Proper lighting is not only an aesthetic issue, but also a safety one. Recent crime around campus has reminded the Tulane community of the importance of basic safety measures like streetlights. As a community, Tulane should follow the St. Charles Avenue Association’s example of civil activism to ensure the continued repair of the streetlights around campus and advocate for increased lighting off campus as well.

A survey conducted by the SCAA in July found that 70 percent of the streetlights along St. Charles Avenue from South Carrollton Avenue to Broadway Street and about 80 percent of the lights from Broadway Street to Napoleon Avenue are out of working order. Earlier this year, Mayor Mitch Landrieu’s administration dedicated 1.7 million dollars to replacing streetlight bulbs, but Tulane must do its part to ensure students’ safety.  

Associated Student Body President Christopher Halbohn started an initiative to increase off-campus lighting, especially in hot spots around campus such as Palmer and Calhoun streets and on the downtown campus.

Often the streetlights are either out of order, non-existent or too far from the streets to service pedestrians. 

Halbohn said when meeting with city officials he was told that the streetlights were for the streets not the sidewalk. Tulane students mostly use the sidewalks, however, so the university must make proper lighting a priority if the city does not. 

Streetlights are proven to decrease crime, making them necessary for student and community safety. 

According to the U.S. Department of Justice, improved lighting does not guarantee a reduction in crime, but seems to have the biggest impact on areas where lighting was previously inadequate, like some areas around Tulane’s Uptown campus.

The Department of Justice cites an authoritative review on the impact of improved lighting in residential areas in the United States and the United Kingdom that found a 21 percent decrease in crime compared to comparable control areas. 

Tulane’s administration needs to step in and help ASB achieve its goal for the sake of all Tulane students. 

Poor lighting negatively impacts quality of life, tourism and safety for our community and our city.
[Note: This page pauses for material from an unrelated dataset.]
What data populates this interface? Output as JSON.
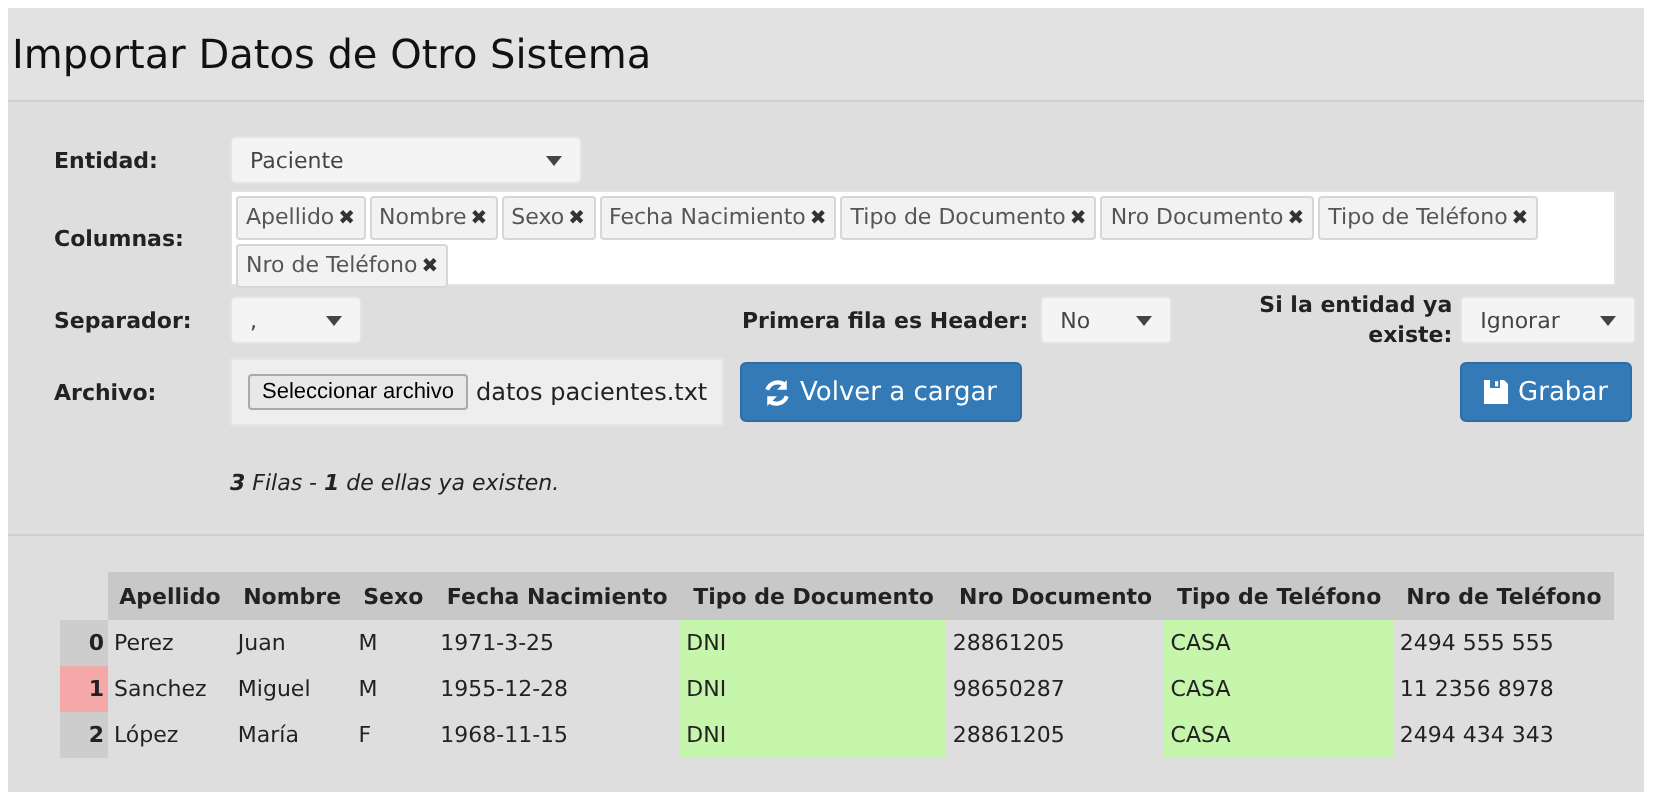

Tulane shows negligence in shying away from this issue. The university must work with the city of New Orleans to increase off-campus lighting to ensure a safe environment for its students.

Emily Carmichael is a freshman in the Newcomb-Tulane College. She can be reached for comment at [email protected]